- Task item
The data must be given again exactly as written, with all images omitted.
*** Begin section ***
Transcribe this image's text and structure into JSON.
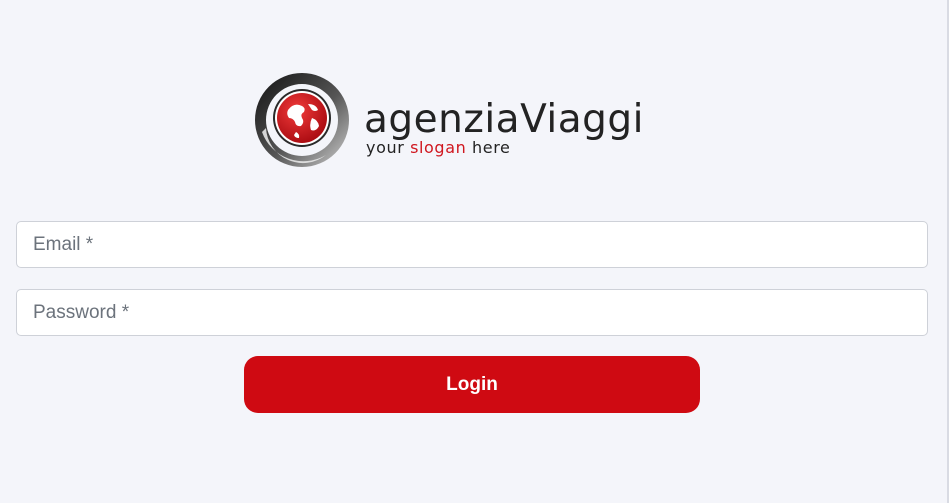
{
  "logo": {
    "brand": "agenziaViaggi",
    "slogan_prefix": "your ",
    "slogan_accent": "slogan",
    "slogan_suffix": " here",
    "colors": {
      "accent": "#d0171f",
      "text": "#232323"
    },
    "icon": "globe-swirl-icon"
  },
  "form": {
    "email_placeholder": "Email *",
    "email_value": "",
    "password_placeholder": "Password *",
    "password_value": "",
    "login_label": "Login"
  },
  "colors": {
    "background": "#f4f5fa",
    "button": "#cf0a12",
    "button_text": "#ffffff",
    "field_border": "#ced1d8"
  }
}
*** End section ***
- Your response
Transcribe this image's text and structure into JSON.
{
  "logo": {
    "brand": "agenziaViaggi",
    "slogan_prefix": "your ",
    "slogan_accent": "slogan",
    "slogan_suffix": " here",
    "colors": {
      "accent": "#d0171f",
      "text": "#232323"
    },
    "icon": "globe-swirl-icon"
  },
  "form": {
    "email_placeholder": "Email *",
    "email_value": "",
    "password_placeholder": "Password *",
    "password_value": "",
    "login_label": "Login"
  },
  "colors": {
    "background": "#f4f5fa",
    "button": "#cf0a12",
    "button_text": "#ffffff",
    "field_border": "#ced1d8"
  }
}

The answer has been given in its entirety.